Mixed Harvest: The Second Great Transformation in the Rural North, 1870-1930 By Hal S. Barron
This is the last book for the “Reading Between the Lines” program at GCVM through the NYS Counsel on the Humanities. This book is chronologically just beyond the time period I regularly read but the focus on rural society is on I find interesting.
I am reading this book out of order, starting with the chapters catching my attention first. I began with the chapter on the improvement of roads called “And the Crooked Shall be Made Straight.” This chapter made me want to know more the development, placement, and types of roads in the first half of the century. I hadn’t previously looked at the social and agricultural influences on the establishment of roads. Barron’s explanation was enlightening. I now better understand many of the roads I drive on, on a daily basis. All-in-all, a nice chapter. I think I will see about finding Common Landscape of America, 1580 to 1845 by John Stilgoe.

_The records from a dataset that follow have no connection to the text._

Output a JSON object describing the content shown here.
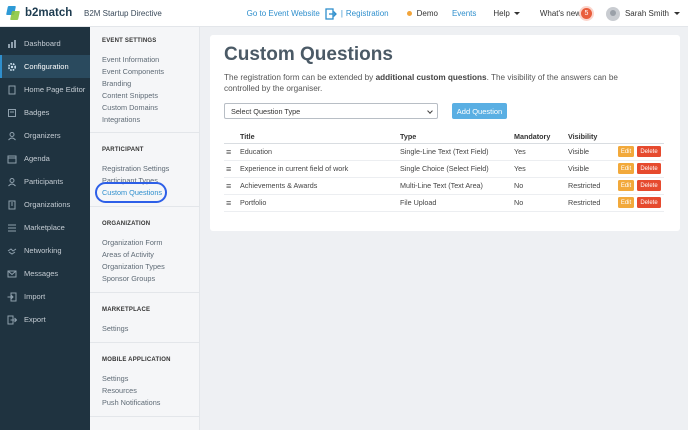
{
  "topbar": {
    "logo_text": "b2match",
    "event_name": "B2M Startup Directive",
    "goto_website": "Go to Event Website",
    "registration": "Registration",
    "separator": "|",
    "demo": "Demo",
    "events": "Events",
    "help": "Help",
    "whats_new": "What's new",
    "whats_new_count": "5",
    "user_name": "Sarah Smith",
    "accent_color": "#2f8fcd"
  },
  "sidebar": {
    "items": [
      {
        "label": "Dashboard",
        "icon": "dashboard-icon"
      },
      {
        "label": "Configuration",
        "icon": "gear-icon"
      },
      {
        "label": "Home Page Editor",
        "icon": "page-icon"
      },
      {
        "label": "Badges",
        "icon": "badge-icon"
      },
      {
        "label": "Organizers",
        "icon": "users-icon"
      },
      {
        "label": "Agenda",
        "icon": "calendar-icon"
      },
      {
        "label": "Participants",
        "icon": "users-icon"
      },
      {
        "label": "Organizations",
        "icon": "building-icon"
      },
      {
        "label": "Marketplace",
        "icon": "list-icon"
      },
      {
        "label": "Networking",
        "icon": "handshake-icon"
      },
      {
        "label": "Messages",
        "icon": "mail-icon"
      },
      {
        "label": "Import",
        "icon": "import-icon"
      },
      {
        "label": "Export",
        "icon": "export-icon"
      }
    ]
  },
  "submenu": {
    "event_settings": {
      "heading": "EVENT SETTINGS",
      "links": [
        "Event Information",
        "Event Components",
        "Branding",
        "Content Snippets",
        "Custom Domains",
        "Integrations"
      ]
    },
    "participant": {
      "heading": "PARTICIPANT",
      "links": [
        "Registration Settings",
        "Participant Types",
        "Custom Questions"
      ]
    },
    "organization": {
      "heading": "ORGANIZATION",
      "links": [
        "Organization Form",
        "Areas of Activity",
        "Organization Types",
        "Sponsor Groups"
      ]
    },
    "marketplace": {
      "heading": "MARKETPLACE",
      "links": [
        "Settings"
      ]
    },
    "mobile": {
      "heading": "MOBILE APPLICATION",
      "links": [
        "Settings",
        "Resources",
        "Push Notifications"
      ]
    }
  },
  "main": {
    "title": "Custom Questions",
    "desc_1": "The registration form can be extended by ",
    "desc_bold": "additional custom questions",
    "desc_2": ". The visibility of the answers can be controlled by the organiser.",
    "select_placeholder": "Select Question Type",
    "add_button": "Add Question",
    "columns": [
      "Title",
      "Type",
      "Mandatory",
      "Visibility"
    ],
    "edit_label": "Edit",
    "delete_label": "Delete",
    "drag_glyph": "≡",
    "rows": [
      {
        "title": "Education",
        "type": "Single-Line Text (Text Field)",
        "mandatory": "Yes",
        "visibility": "Visible"
      },
      {
        "title": "Experience in current field of work",
        "type": "Single Choice (Select Field)",
        "mandatory": "Yes",
        "visibility": "Visible"
      },
      {
        "title": "Achievements & Awards",
        "type": "Multi-Line Text (Text Area)",
        "mandatory": "No",
        "visibility": "Restricted"
      },
      {
        "title": "Portfolio",
        "type": "File Upload",
        "mandatory": "No",
        "visibility": "Restricted"
      }
    ]
  }
}
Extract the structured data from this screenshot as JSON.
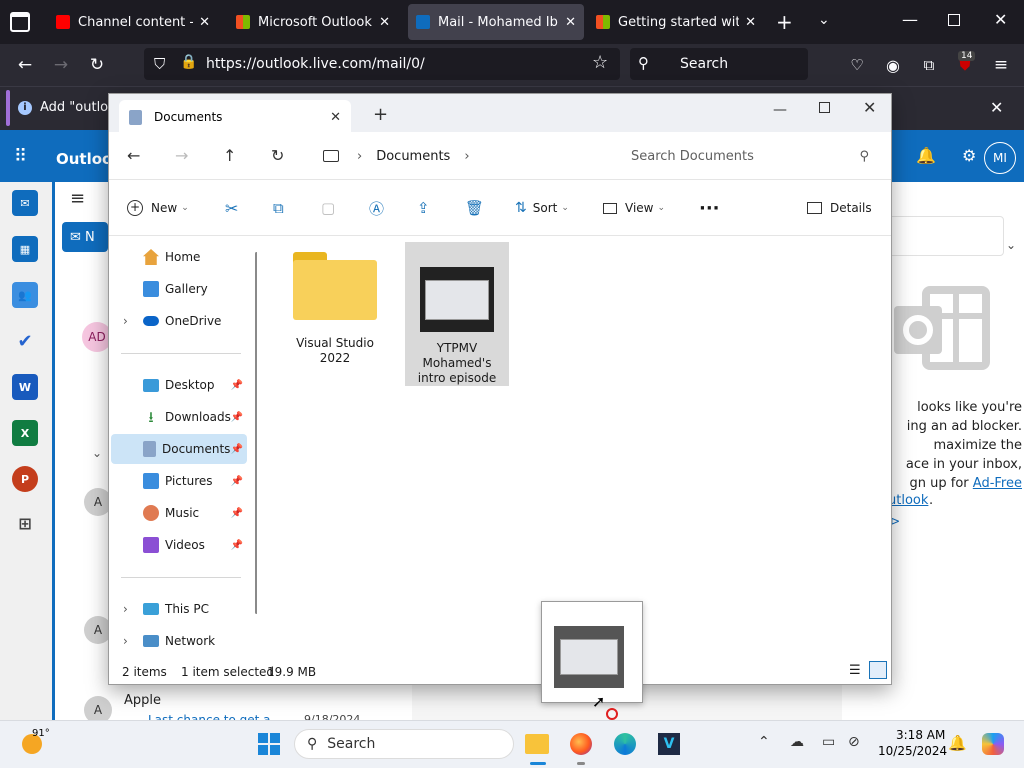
{
  "browser": {
    "tabs": [
      {
        "label": "Channel content - YouTube",
        "icon": "youtube-icon",
        "color": "#ff0000",
        "active": false
      },
      {
        "label": "Microsoft Outlook (formerly Hotmail)",
        "icon": "microsoft-icon",
        "color": "#f25022",
        "active": false
      },
      {
        "label": "Mail - Mohamed Ibrahim - Outlook",
        "icon": "outlook-icon",
        "color": "#0f6cbd",
        "active": true
      },
      {
        "label": "Getting started with the",
        "icon": "microsoft-icon",
        "color": "#f25022",
        "active": false
      }
    ],
    "url": "https://outlook.live.com/mail/0/",
    "search_placeholder": "Search",
    "extension_badge": "14",
    "notification_text": "Add \"outlook"
  },
  "outlook": {
    "app_name": "Outlook",
    "avatar_initials": "MI",
    "new_label": "N",
    "list_avatars": [
      "AD",
      "A",
      "A",
      "A"
    ],
    "last_sender": "Apple",
    "last_subject": "Last chance to get a",
    "last_date": "9/18/2024",
    "adblock_lines": [
      "looks like you're",
      "ing an ad blocker.",
      "maximize the",
      "ace in your inbox,",
      "gn up for "
    ],
    "adblock_link": "Ad-Free",
    "adblock_link2": "utlook",
    "adblock_tail": "."
  },
  "explorer": {
    "tab_title": "Documents",
    "breadcrumb": "Documents",
    "search_placeholder": "Search Documents",
    "commands": {
      "new": "New",
      "sort": "Sort",
      "view": "View",
      "details": "Details"
    },
    "nav": {
      "top": [
        {
          "label": "Home",
          "icon": "home-icon"
        },
        {
          "label": "Gallery",
          "icon": "gallery-icon"
        },
        {
          "label": "OneDrive",
          "icon": "onedrive-icon"
        }
      ],
      "quick": [
        {
          "label": "Desktop",
          "icon": "desktop-icon"
        },
        {
          "label": "Downloads",
          "icon": "downloads-icon"
        },
        {
          "label": "Documents",
          "icon": "documents-icon"
        },
        {
          "label": "Pictures",
          "icon": "pictures-icon"
        },
        {
          "label": "Music",
          "icon": "music-icon"
        },
        {
          "label": "Videos",
          "icon": "videos-icon"
        }
      ],
      "bottom": [
        {
          "label": "This PC",
          "icon": "this-pc-icon"
        },
        {
          "label": "Network",
          "icon": "network-icon"
        }
      ]
    },
    "items": [
      {
        "name": "Visual Studio 2022",
        "type": "folder"
      },
      {
        "name": "YTPMV Mohamed's intro episode",
        "type": "video",
        "selected": true
      }
    ],
    "status": {
      "count": "2 items",
      "selection": "1 item selected",
      "size": "19.9 MB"
    }
  },
  "taskbar": {
    "weather": "91°",
    "search_placeholder": "Search",
    "time": "3:18 AM",
    "date": "10/25/2024"
  }
}
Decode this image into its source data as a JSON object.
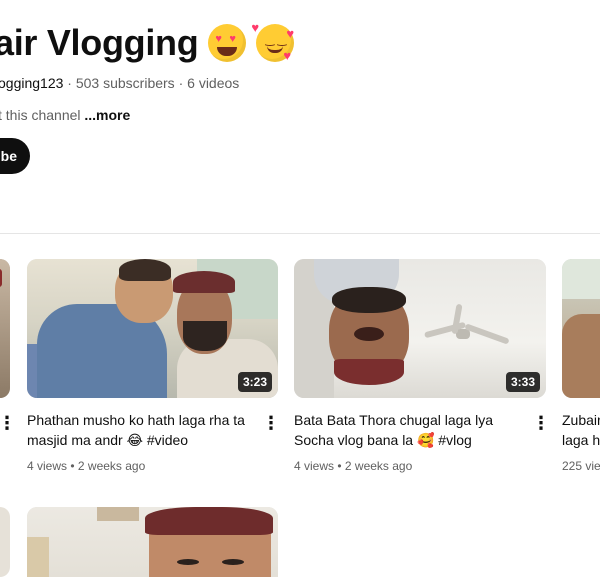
{
  "channel": {
    "title": "air Vlogging",
    "handle": "ogging123",
    "subscribers": "503 subscribers",
    "videos_count": "6 videos",
    "separator": "·",
    "about_text": "t this channel",
    "more_label": "...more",
    "subscribe_label": "be"
  },
  "videos": [
    {
      "title": "Phathan musho ko hath laga rha ta masjid ma andr 😂 #video",
      "views": "4 views",
      "age": "2 weeks ago",
      "duration": "3:23"
    },
    {
      "title": "Bata Bata Thora chugal laga lya Socha vlog bana la 🥰 #vlog",
      "views": "4 views",
      "age": "2 weeks ago",
      "duration": "3:33"
    },
    {
      "title": "Zubair laga h",
      "views": "225 vie"
    }
  ],
  "dot": "•",
  "kebab": "⋮",
  "colors": {
    "text": "#0f0f0f",
    "secondary": "#606060",
    "subscribe_bg": "#0f0f0f"
  }
}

The next chapter I read was the one on mail-order catalogs called “With all the Fragrant Powders of the Merchant”. I have mixed thoughts on this chapter. I liked that pre-war information was included. I found this very interesting. I did not like the tone as the chapter progressed. It almost felt patronizing. I also felt Barron neglected to fully acknowledge those who lived in rural villages who didn’t abide by the republican simple life he describes. In addition to these issues, some of the statements made were not documented as well as I like. One example was the generalizations made about pre-war merchants. These merchants were described as manipulative and greedy. The few passages quoted came from secondary sources, rather than primary research.
He makes a few statements but doesn’t cite as well as I would like. Some of what he says I can accept as generally true:
“Besides these attitudes, the main source of tension between country merchants and their rural customer was the determination of value and the negotiation of prices, and because both parties tried to by cheap and sell dear conflict was inherent in their dealings. For agricultural produce such as butter and grain, farmers and merchants could refer to newspaper market reports to determine a satisfactory price….”
But he continues into what I think needs more primary documentation to avoid over generalizations:
“… although storekeepers had to remain vigilant against such ploys as rancid butter at the bottom of the tub and other adulterations.”
His quotations are minimal, including one by P.T. Barnum (which the author does admit has exaggerations)
“It was ‘dog eat dog’ – ‘tit for tat.’ Our cottons were sold for wool, our wool and cotton for silk and linen, in fact nearly every thing was different from what is was represented…. Each party expected to be cheated, if it was possible. Our eyes, and not our ears, had to be our masters. We must believe little that we saw, and less that we heard. Our calicoes were all ‘fast colors,’ according to our representations, and the colors would generally run ‘fast’ enough and show them a tub of soap-suds. Our ground coffee was as good as burned peas, beans, and corn could make, and out ginger was tolerable, considering the price of corn meal. The ‘tricks of the trade’ were numerous.”
Since this section irritated me so much, of course, I need to do some additional reading. The author notes an article by David Jaffee “Peddlers of Progress and the Transformation of the Rural North, 1760-1860” in the 1991 Journal of American History.
I’ve gone back to read the chapters on education reform and the dairy industry at the same time. Lets see if I get this done for Saturday with the distraction of the new pile of books Kathy handed me.